All of the entries below are to be retyped exactly.
*** Begin section ***
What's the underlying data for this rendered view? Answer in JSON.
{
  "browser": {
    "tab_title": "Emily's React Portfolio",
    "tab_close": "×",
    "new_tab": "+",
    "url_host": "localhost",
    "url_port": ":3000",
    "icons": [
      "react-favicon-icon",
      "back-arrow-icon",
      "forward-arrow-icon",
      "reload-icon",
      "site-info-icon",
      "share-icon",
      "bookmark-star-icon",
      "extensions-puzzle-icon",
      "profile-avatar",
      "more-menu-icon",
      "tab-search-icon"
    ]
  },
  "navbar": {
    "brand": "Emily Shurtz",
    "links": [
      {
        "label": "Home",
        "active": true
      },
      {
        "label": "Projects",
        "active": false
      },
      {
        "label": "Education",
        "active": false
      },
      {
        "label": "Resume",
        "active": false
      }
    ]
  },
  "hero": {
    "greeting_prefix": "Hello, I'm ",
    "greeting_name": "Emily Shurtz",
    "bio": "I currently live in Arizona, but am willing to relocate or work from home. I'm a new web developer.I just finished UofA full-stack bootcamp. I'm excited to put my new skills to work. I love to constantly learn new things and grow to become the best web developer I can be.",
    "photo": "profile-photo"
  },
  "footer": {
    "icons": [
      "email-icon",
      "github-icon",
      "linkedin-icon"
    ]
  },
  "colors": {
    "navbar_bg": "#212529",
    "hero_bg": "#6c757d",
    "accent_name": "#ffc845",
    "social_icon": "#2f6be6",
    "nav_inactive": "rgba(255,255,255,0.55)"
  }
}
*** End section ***
● **Output below**:
What's the underlying data for this rendered view? Answer in JSON.
{
  "browser": {
    "tab_title": "Emily's React Portfolio",
    "tab_close": "×",
    "new_tab": "+",
    "url_host": "localhost",
    "url_port": ":3000",
    "icons": [
      "react-favicon-icon",
      "back-arrow-icon",
      "forward-arrow-icon",
      "reload-icon",
      "site-info-icon",
      "share-icon",
      "bookmark-star-icon",
      "extensions-puzzle-icon",
      "profile-avatar",
      "more-menu-icon",
      "tab-search-icon"
    ]
  },
  "navbar": {
    "brand": "Emily Shurtz",
    "links": [
      {
        "label": "Home",
        "active": true
      },
      {
        "label": "Projects",
        "active": false
      },
      {
        "label": "Education",
        "active": false
      },
      {
        "label": "Resume",
        "active": false
      }
    ]
  },
  "hero": {
    "greeting_prefix": "Hello, I'm ",
    "greeting_name": "Emily Shurtz",
    "bio": "I currently live in Arizona, but am willing to relocate or work from home. I'm a new web developer.I just finished UofA full-stack bootcamp. I'm excited to put my new skills to work. I love to constantly learn new things and grow to become the best web developer I can be.",
    "photo": "profile-photo"
  },
  "footer": {
    "icons": [
      "email-icon",
      "github-icon",
      "linkedin-icon"
    ]
  },
  "colors": {
    "navbar_bg": "#212529",
    "hero_bg": "#6c757d",
    "accent_name": "#ffc845",
    "social_icon": "#2f6be6",
    "nav_inactive": "rgba(255,255,255,0.55)"
  }
}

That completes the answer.